“By formally declaring anyone opposed to same-sex marriage an enemy of human decency, the majority arms well every challenger to a state law restricting marriage to its traditional definition,” Scalia declared in his Defense of Marriage Act dissent.
Ten years earlier, Kennedy had written the decision striking down a Texas state law banning homosexual sodomy. In doing so, the justice and his more liberal allies took the relatively unusual step of explicitly overturning an earlier Supreme Court decision.
“The state cannot demean their existence or control their destiny by making their private sexual conduct a crime,” Kennedy said of the gay men involved in the Texas case.
Presciently, Scalia in his dissent to Kennedy’s Texas decision also predicted that it “dismantles the structure of constitutional law that has permitted a distinction to be made between heterosexual and homosexual unions, insofar as formal recognition in marriage is concerned.”
As it happens, Kennedy’s decisions in the 2013 Defense of Marriage Act case and the 2003 Texas sodomy law case were also handed down on a June 26.
Kennedy’s Texas decision, in turn, followed his 1996 decision striking down a Colorado measure that prohibited “protected status based on homosexual, lesbian or bisexual orientation.” Kennedy rejected the measure, saying it “classifies homosexuals not to further a proper legislative end, but to make them unequal to everyone else.”

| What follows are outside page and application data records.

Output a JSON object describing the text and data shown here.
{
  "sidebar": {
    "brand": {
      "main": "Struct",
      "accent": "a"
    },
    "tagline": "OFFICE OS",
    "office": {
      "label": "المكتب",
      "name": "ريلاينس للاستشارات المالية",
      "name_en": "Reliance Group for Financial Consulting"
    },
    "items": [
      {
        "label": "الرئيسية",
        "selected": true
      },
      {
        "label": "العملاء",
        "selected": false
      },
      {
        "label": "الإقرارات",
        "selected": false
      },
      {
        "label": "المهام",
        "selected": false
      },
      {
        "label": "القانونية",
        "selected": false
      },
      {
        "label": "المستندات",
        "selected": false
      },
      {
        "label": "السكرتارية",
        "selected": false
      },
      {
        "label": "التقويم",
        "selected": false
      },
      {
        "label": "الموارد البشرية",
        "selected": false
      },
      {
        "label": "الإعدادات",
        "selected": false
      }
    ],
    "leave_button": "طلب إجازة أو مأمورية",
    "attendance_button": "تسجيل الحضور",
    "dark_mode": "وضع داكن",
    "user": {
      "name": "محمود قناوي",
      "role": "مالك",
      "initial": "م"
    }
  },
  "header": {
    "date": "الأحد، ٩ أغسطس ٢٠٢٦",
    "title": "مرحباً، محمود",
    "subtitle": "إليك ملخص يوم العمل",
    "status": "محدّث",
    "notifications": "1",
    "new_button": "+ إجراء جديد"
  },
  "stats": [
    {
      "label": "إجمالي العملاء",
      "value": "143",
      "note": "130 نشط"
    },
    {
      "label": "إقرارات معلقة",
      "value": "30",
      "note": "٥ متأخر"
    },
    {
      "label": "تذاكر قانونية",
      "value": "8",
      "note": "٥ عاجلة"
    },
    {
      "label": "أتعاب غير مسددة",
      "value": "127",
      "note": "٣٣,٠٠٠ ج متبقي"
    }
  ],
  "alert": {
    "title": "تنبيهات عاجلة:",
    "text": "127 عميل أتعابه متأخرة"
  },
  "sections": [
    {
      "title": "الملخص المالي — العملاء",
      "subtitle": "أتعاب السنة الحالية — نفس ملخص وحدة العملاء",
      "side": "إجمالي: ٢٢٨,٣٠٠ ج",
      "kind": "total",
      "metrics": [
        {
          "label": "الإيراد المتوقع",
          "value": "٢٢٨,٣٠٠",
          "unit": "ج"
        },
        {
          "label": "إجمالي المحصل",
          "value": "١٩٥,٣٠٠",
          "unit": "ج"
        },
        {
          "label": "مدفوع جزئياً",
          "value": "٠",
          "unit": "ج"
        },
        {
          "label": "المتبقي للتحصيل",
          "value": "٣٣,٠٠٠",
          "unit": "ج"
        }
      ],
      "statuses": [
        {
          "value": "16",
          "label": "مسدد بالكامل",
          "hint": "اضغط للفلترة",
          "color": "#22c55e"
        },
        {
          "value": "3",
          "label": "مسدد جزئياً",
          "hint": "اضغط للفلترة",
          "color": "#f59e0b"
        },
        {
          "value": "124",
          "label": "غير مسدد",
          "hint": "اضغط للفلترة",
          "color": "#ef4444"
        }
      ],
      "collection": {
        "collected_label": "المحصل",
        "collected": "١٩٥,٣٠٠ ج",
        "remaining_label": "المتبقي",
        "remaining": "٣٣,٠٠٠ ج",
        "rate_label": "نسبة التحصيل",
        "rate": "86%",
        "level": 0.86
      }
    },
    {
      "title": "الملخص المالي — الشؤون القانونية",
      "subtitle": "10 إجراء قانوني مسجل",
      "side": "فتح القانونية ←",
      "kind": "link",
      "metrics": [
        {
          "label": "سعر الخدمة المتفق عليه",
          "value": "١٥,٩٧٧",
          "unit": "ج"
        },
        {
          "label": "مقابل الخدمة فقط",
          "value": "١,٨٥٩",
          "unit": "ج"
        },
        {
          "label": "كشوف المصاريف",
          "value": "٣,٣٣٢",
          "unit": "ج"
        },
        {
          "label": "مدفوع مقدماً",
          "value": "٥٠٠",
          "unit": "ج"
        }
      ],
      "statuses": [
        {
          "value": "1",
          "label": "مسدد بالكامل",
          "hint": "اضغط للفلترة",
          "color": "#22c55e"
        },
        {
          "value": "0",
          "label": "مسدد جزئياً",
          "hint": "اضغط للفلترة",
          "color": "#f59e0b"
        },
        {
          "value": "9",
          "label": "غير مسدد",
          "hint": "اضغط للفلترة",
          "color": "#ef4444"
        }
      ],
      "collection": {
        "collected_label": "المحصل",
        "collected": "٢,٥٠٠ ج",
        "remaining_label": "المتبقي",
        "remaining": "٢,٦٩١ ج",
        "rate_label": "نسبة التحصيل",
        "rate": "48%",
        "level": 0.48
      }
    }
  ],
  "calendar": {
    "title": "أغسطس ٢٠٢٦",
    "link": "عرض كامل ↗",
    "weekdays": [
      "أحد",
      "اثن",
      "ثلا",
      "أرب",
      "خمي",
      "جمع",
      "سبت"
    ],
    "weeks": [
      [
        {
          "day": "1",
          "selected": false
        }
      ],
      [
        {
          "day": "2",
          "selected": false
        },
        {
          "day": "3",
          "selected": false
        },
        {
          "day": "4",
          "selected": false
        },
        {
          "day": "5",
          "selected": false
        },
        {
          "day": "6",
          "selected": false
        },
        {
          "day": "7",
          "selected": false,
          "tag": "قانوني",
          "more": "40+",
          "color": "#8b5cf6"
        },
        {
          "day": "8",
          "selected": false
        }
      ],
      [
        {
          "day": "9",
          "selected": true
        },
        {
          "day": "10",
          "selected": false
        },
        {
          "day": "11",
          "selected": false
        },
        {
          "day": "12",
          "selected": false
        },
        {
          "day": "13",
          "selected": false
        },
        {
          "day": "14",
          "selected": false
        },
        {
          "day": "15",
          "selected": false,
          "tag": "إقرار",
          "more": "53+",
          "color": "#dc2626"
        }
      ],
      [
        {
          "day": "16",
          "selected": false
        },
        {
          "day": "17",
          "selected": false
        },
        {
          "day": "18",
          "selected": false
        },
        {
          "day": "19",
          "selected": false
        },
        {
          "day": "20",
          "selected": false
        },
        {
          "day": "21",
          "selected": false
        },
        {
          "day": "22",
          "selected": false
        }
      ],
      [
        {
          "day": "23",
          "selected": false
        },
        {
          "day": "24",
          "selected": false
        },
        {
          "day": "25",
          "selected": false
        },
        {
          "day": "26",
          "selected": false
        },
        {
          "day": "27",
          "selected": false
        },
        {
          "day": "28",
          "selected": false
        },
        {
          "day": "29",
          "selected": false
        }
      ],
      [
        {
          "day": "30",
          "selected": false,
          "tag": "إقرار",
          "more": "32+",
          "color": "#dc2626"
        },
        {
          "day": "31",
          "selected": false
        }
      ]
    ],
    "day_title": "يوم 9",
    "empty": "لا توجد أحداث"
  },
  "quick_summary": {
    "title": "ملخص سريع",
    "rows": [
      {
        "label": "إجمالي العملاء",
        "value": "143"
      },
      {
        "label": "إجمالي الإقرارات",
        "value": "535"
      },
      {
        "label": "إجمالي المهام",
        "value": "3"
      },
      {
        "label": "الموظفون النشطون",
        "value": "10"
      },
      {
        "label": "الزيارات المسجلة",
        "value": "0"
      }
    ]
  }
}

“A state,” Kennedy summed up 19 years ago, foreshadowing the history he made Friday, “cannot so deem a class of persons a stranger to its laws.”